We have been on a few excursions to Pompeii and Herculaneum. Picasso was very struck by the magnificence of the ruins, and each time we turned around we would find him on the top of some ancient column trying to get the best view of the various fragments of Roman sculpture which attracted his eye. Diaghilev was less excited. It was not the first time he had seen these wonders, and the hot sun exhausted him. See more
Cocteau was delighted with it all. He bought a camera and photographed us, leaning on statues and clambering on marble slabs to get the best angle.
We created the "Parade" in a Roman wine cellar called "Cave Talioni". We walked in the moonlight with the ballerinas and visited Naples and Pompeii.
We are once again in Rome after our travels in Naples, where we also explored Pompey in an automobile. I think that no city in the world will ever please me such as did Naples. See more
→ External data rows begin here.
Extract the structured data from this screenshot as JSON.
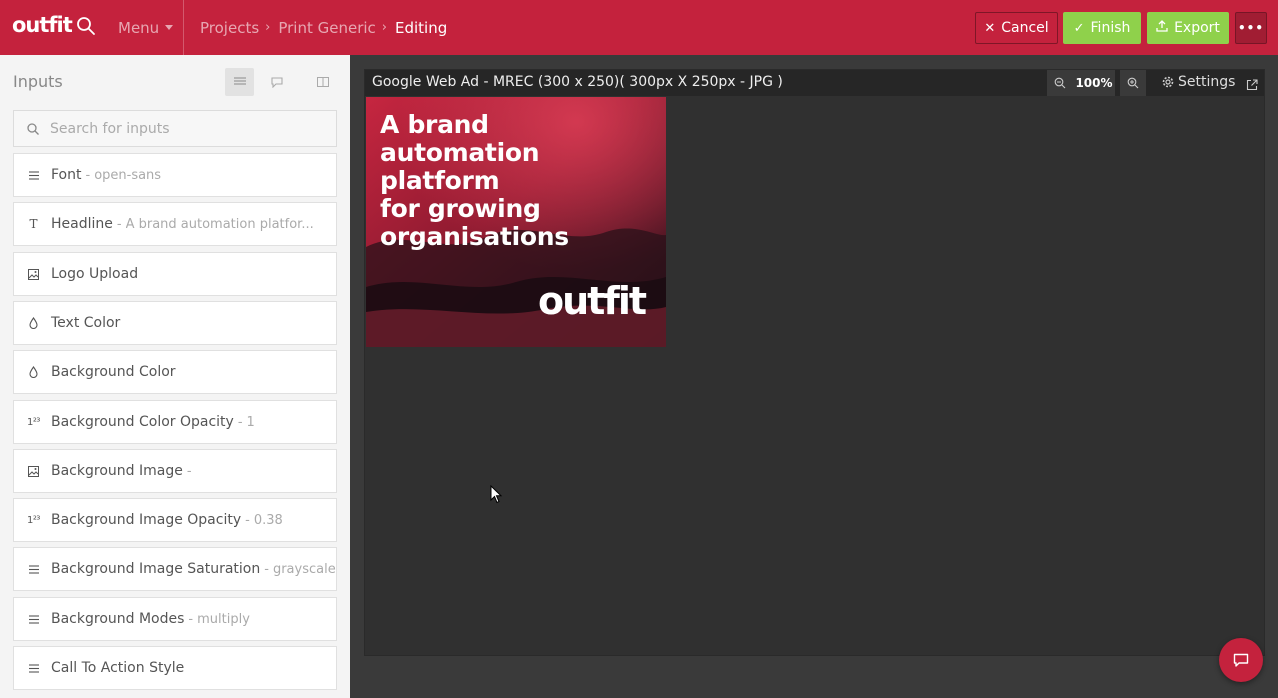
{
  "app": {
    "brand": "outfit"
  },
  "header": {
    "menu_label": "Menu",
    "breadcrumb": [
      "Projects",
      "Print Generic",
      "Editing"
    ],
    "buttons": {
      "cancel": "Cancel",
      "finish": "Finish",
      "export": "Export"
    }
  },
  "panel": {
    "title": "Inputs",
    "search": {
      "placeholder": "Search for inputs",
      "value": ""
    },
    "items": [
      {
        "icon": "list-icon",
        "label": "Font",
        "value": "open-sans"
      },
      {
        "icon": "text-icon",
        "label": "Headline",
        "value": "A brand automation platfor..."
      },
      {
        "icon": "image-icon",
        "label": "Logo Upload",
        "value": ""
      },
      {
        "icon": "droplet-icon",
        "label": "Text Color",
        "value": ""
      },
      {
        "icon": "droplet-icon",
        "label": "Background Color",
        "value": ""
      },
      {
        "icon": "number-icon",
        "label": "Background Color Opacity",
        "value": "1"
      },
      {
        "icon": "image-icon",
        "label": "Background Image",
        "value": "",
        "show_dash": true
      },
      {
        "icon": "number-icon",
        "label": "Background Image Opacity",
        "value": "0.38"
      },
      {
        "icon": "list-icon",
        "label": "Background Image Saturation",
        "value": "grayscale"
      },
      {
        "icon": "list-icon",
        "label": "Background Modes",
        "value": "multiply"
      },
      {
        "icon": "list-icon",
        "label": "Call To Action Style",
        "value": ""
      }
    ]
  },
  "canvas": {
    "title": "Google Web Ad - MREC (300 x 250)( 300px X 250px - JPG )",
    "zoom": "100%",
    "settings_label": "Settings",
    "ad": {
      "headline_lines": [
        "A brand",
        "automation",
        "platform",
        "for growing",
        "organisations"
      ],
      "logo": "outfit"
    }
  },
  "colors": {
    "brand": "#c4223d",
    "success": "#8fd14b",
    "canvas_bg": "#303030",
    "panel_bg": "#f4f4f4"
  }
}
Antiquity is felt at every step in this Arab Montmartre, where the chaotic characters of the eastern bazar hide around every corner. God, food and decadence - these are the forces that set life in motion in Naples. The clouds are all Vesuvius’s eruptions, the water a blinding azure. The pavements are lined with hyacinths. But Pompey itself made little impression. I was right: we waited a thousand years to build up the courage to look into this heap of rubbish.
Heading from Rome to Naples.
It’s difficult to convey the excitement of working with artists like Picasso and Cocteau. Every time we met in the Piazza Venezia in Rome to exchange ideas, sparks would fly across the room. Any innovation – sound effects, Cubist-style costumes, megaphones – would engender a fresh new chain of ideas. It seemed to me that Cocteau’s indefatigable imagination served to stimulate the complex artistic vision of Picasso.
About to head off for the baths. Street by street we’re getting to know the city, wandering around without coats. Picasso arrives soon.
Rome is bewitching. I succumbed to the charms of its streets on the very first morning. We arrived by train following a journey accompanied by countless adventures, the very least of which was yesterday’s sleepless night.